Canton Woman Pleads Guilty to Role in BEC Scheme
Defendant is second person convicted in connection with business email compromise scheme
BOSTON – A Canton woman pleaded guilty yesterday in federal court in Boston in connection with a business email compromise (BEC) scheme.
Bintu Toure, 26, pleaded guilty to wire fraud and money laundering conspiracy. U.S. Senior District Court Judge Mark L. Wolf scheduled sentencing for April 16, 2021. Toure was charged in September 2019 for her role in the scheme.
Toure is the second individual to be convicted in connection with this scheme, following the guilty plea of Yannick Minang a/k/a “Africa” last year.
Toure conspired with others to open numerous bank accounts in Massachusetts in the name of sham companies, as part of a BEC scheme. A BEC scheme is a sophisticated scam often targeting businesses involved in wire transfer payments. The fraud is carried out by compromising and/or “spoofing” legitimate business email accounts through social engineering or computer intrusion techniques, to cause employees of the victim company (or other individuals involved in legitimate business transactions) to transfer funds to accounts controlled by the scammers.
Through the use of fraudulent invoices and spoofed email accounts, Toure conspired to trick the victims of the scheme into wiring hundreds of thousands of dollars to bank accounts under her control. Toure and her co-conspirators then transferred funds from the accounts on to others located overseas.
The charge of wire fraud provides for a sentence of up to 20 years in prison, three years of supervised release, and a fine of up to $250,000 or twice the gross gain or loss, whichever is greater. The charge of money laundering conspiracy provides for a sentence of up to 20 years in prison, three years of supervised release, and a fine of $500,000 or twice the amount involved in the transaction, whichever is greater. Sentences are imposed by a federal district court judge based upon the U.S. Sentencing Guidelines and other statutory factors.
United States Attorney Andrew E. Lelling and Joseph R. Bonavolonta, Special Agent in Charge of the Federal Bureau of Investigation, Boston Field Division made the announcement.

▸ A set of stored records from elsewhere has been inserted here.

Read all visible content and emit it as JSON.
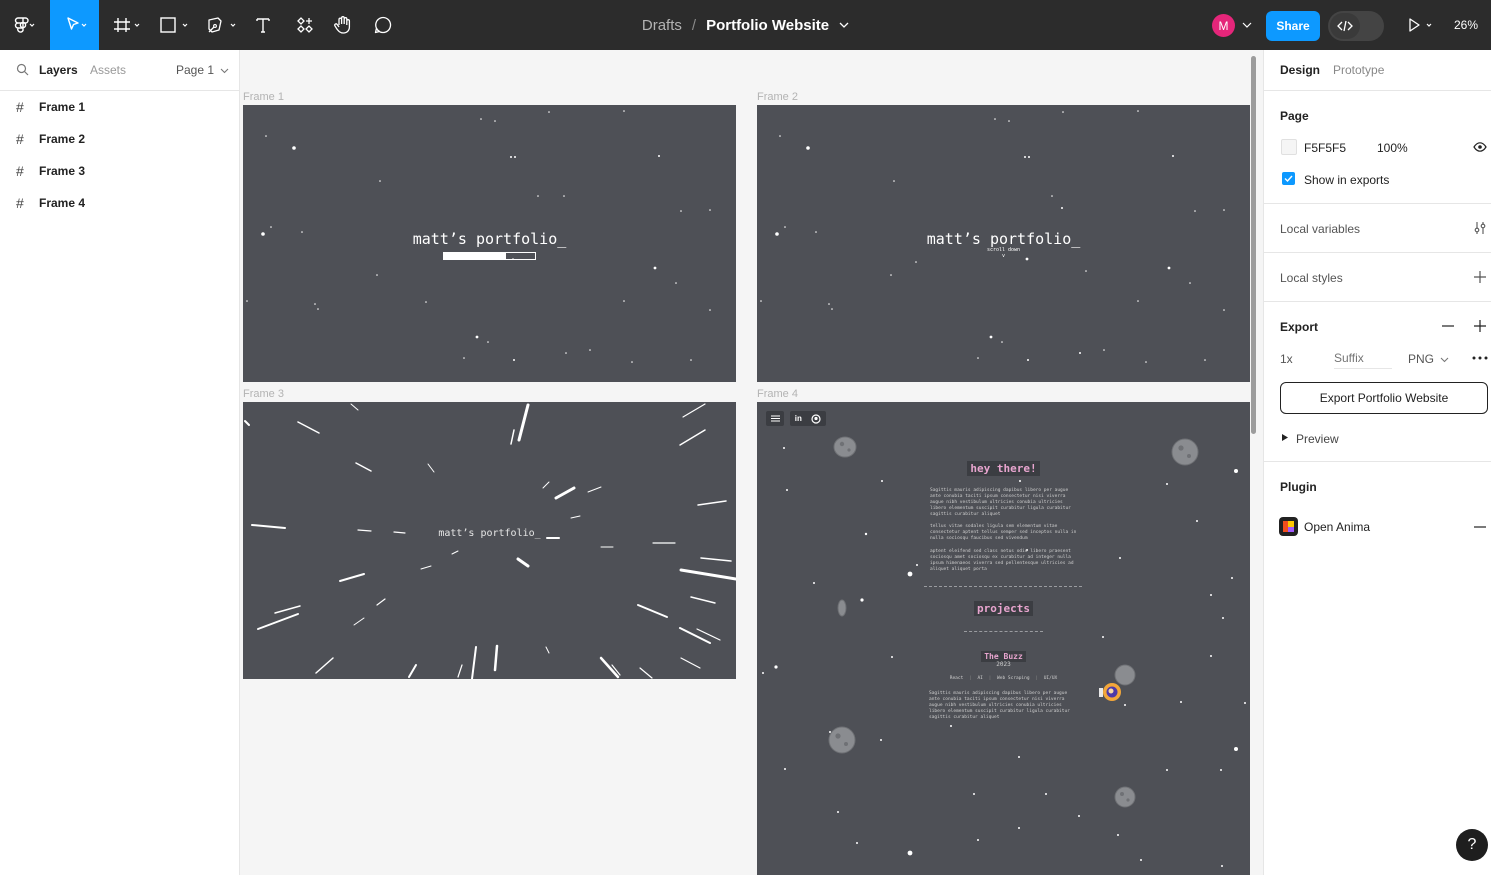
{
  "toolbar": {
    "tools": [
      "main-menu",
      "move",
      "frame",
      "shape",
      "pen",
      "text",
      "resources",
      "hand",
      "comment"
    ],
    "breadcrumb": {
      "project": "Drafts",
      "separator": "/",
      "file": "Portfolio Website"
    },
    "avatar_initial": "M",
    "share_label": "Share",
    "zoom": "26%",
    "colors": {
      "bar": "#2c2c2c",
      "accent": "#0d99ff",
      "avatar": "#e5267a"
    }
  },
  "left_panel": {
    "tabs": {
      "layers": "Layers",
      "assets": "Assets"
    },
    "page_selector": "Page 1",
    "layers": [
      {
        "label": "Frame 1"
      },
      {
        "label": "Frame 2"
      },
      {
        "label": "Frame 3"
      },
      {
        "label": "Frame 4"
      }
    ]
  },
  "canvas": {
    "frames": [
      {
        "label": "Frame 1",
        "title": "matt’s portfolio_",
        "loading_progress": 0.68
      },
      {
        "label": "Frame 2",
        "title": "matt’s portfolio_",
        "subtitle": "scroll down",
        "arrow": "v"
      },
      {
        "label": "Frame 3",
        "title": "matt’s portfolio_"
      },
      {
        "label": "Frame 4",
        "nav_icons": [
          "menu-icon",
          "linkedin-icon",
          "github-icon"
        ],
        "heading": "hey there!",
        "intro": [
          "Sagittis mauris adipiscing dapibus libero per augue ante conubia taciti ipsum consectetur nisi viverra augue nibh vestibulum ultricies conubia ultricies libero elementum suscipit curabitur ligula curabitur sagittis curabitur aliquet",
          "tellus vitae sodales ligula sem elementum vitae consectetur aptent tellus semper sed inceptos nulla in nulla sociosqu faucibus sed vivendum",
          "aptent eleifend sed class netus odio libero praesent sociosqu amet sociosqu ex curabitur ad integer nulla ipsum himenaeos viverra sed pellentesque ultricies ad aliquet aliquet porta"
        ],
        "projects_heading": "projects",
        "project": {
          "name": "The Buzz",
          "year": "2023",
          "tags": [
            "React",
            "AI",
            "Web Scraping",
            "UI/UX"
          ],
          "description": "Sagittis mauris adipiscing dapibus libero per augue ante conubia taciti ipsum consectetur nisi viverra augue nibh vestibulum ultricies conubia ultricies libero elementum suscipit curabitur ligula curabitur sagittis curabitur aliquet"
        }
      }
    ]
  },
  "right_panel": {
    "tabs": {
      "design": "Design",
      "prototype": "Prototype"
    },
    "page": {
      "title": "Page",
      "color_hex": "F5F5F5",
      "opacity": "100%",
      "show_in_exports": "Show in exports"
    },
    "local_variables": "Local variables",
    "local_styles": "Local styles",
    "export": {
      "title": "Export",
      "scale": "1x",
      "suffix_placeholder": "Suffix",
      "format": "PNG",
      "button": "Export Portfolio Website",
      "preview": "Preview"
    },
    "plugin": {
      "title": "Plugin",
      "name": "Open Anima"
    }
  },
  "help_label": "?"
}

Assistant U.S. Attorney William B. Brady, of Lelling’s Criminal Division and Jordi de Llano, Deputy Chief of Lelling’s Securities & Financial Fraud Unit, are prosecuting the case.